START Material supplied

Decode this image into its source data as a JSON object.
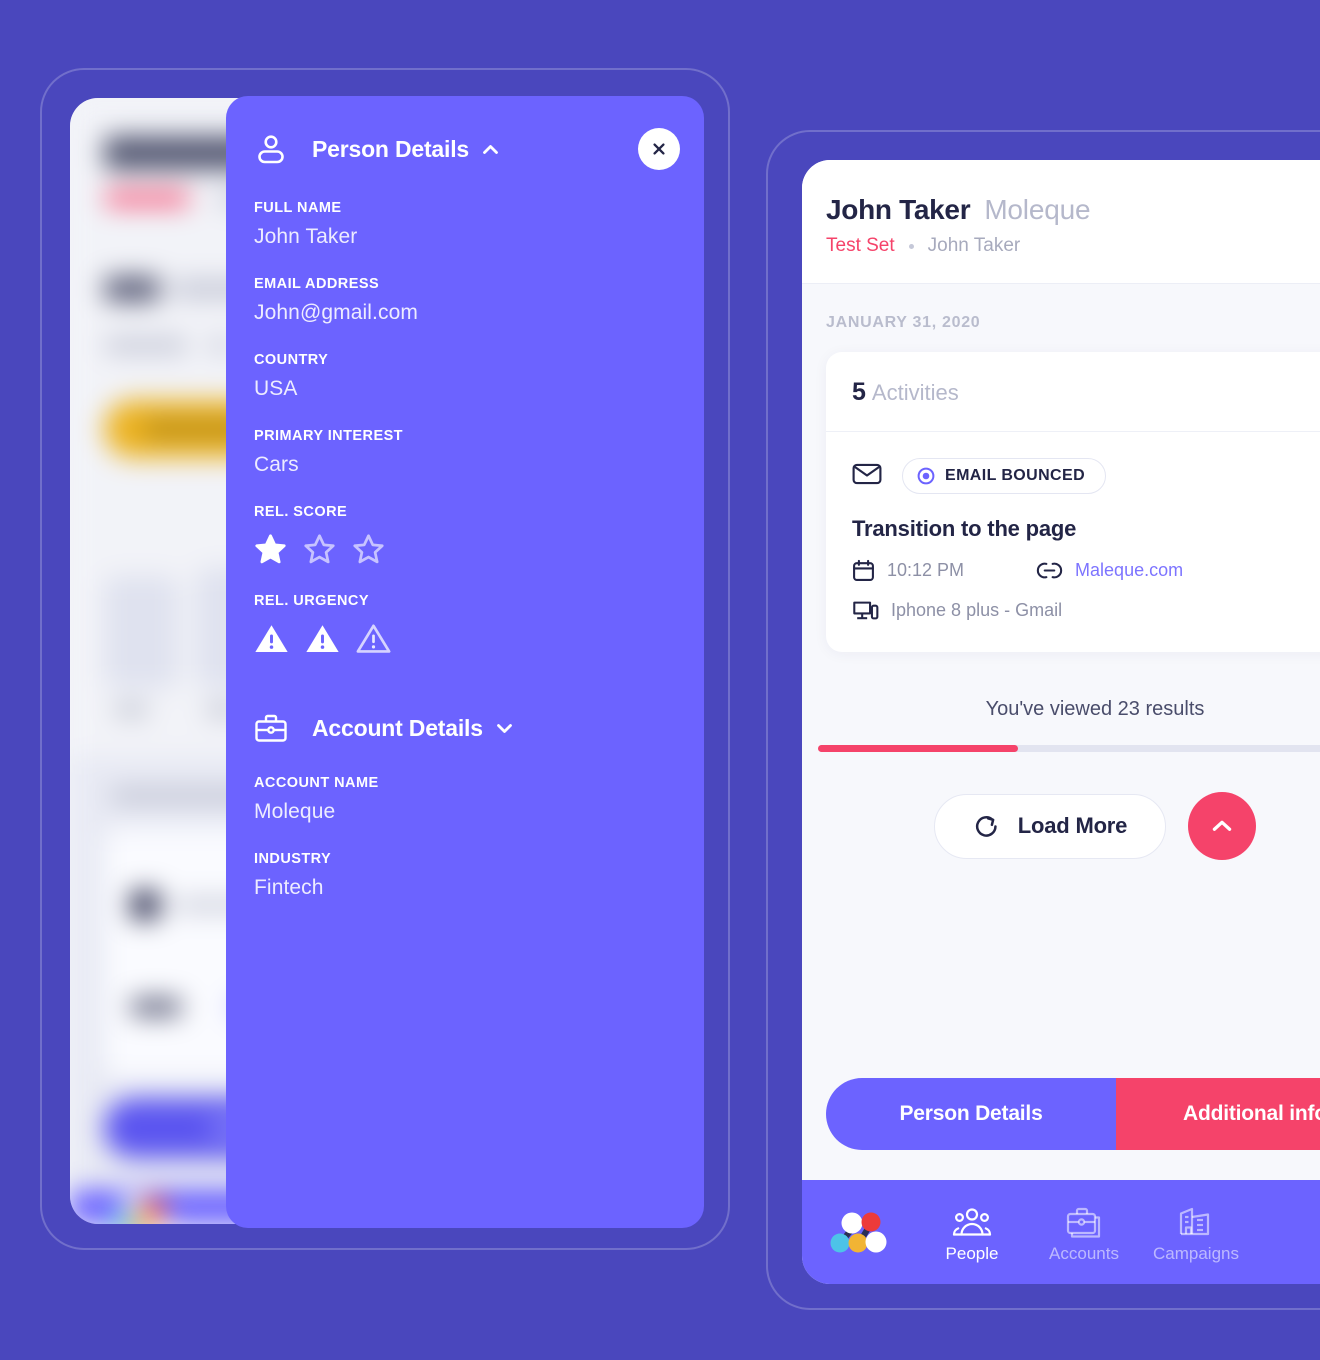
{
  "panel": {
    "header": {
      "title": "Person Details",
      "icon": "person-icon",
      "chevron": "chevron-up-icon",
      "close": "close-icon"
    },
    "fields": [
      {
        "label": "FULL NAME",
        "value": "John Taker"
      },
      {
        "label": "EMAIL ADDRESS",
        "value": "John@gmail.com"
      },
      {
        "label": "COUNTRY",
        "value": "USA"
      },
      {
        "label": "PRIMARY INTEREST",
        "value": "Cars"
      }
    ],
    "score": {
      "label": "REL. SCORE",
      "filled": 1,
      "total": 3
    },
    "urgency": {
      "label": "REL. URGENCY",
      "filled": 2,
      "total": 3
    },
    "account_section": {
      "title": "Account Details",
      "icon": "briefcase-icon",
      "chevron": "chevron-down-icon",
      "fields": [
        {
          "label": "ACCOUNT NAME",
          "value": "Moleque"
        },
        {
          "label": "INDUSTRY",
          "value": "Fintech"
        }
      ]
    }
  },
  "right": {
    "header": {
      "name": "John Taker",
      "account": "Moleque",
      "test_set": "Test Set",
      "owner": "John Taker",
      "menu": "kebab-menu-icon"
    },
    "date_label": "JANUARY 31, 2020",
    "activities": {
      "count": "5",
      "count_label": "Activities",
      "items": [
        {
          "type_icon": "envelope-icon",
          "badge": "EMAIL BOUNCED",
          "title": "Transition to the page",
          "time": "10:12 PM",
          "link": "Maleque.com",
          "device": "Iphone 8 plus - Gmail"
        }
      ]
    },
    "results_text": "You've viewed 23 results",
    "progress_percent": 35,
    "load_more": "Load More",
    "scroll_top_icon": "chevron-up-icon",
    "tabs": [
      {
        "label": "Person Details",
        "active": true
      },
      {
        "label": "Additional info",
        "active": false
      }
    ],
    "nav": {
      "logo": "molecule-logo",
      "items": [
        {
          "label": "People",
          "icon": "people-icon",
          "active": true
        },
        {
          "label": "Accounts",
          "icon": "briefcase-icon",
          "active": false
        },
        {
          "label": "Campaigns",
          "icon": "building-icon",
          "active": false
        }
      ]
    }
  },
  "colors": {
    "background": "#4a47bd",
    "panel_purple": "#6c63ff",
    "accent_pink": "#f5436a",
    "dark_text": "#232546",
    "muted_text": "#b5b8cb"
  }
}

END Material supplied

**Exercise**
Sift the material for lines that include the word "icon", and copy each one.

**Response to this exercise**
      "icon": "person-icon",
      "chevron": "chevron-up-icon",
      "close": "close-icon"
      "icon": "briefcase-icon",
      "chevron": "chevron-down-icon",
      "menu": "kebab-menu-icon"
          "type_icon": "envelope-icon",
    "scroll_top_icon": "chevron-up-icon",
          "icon": "people-icon",
          "icon": "briefcase-icon",
          "icon": "building-icon",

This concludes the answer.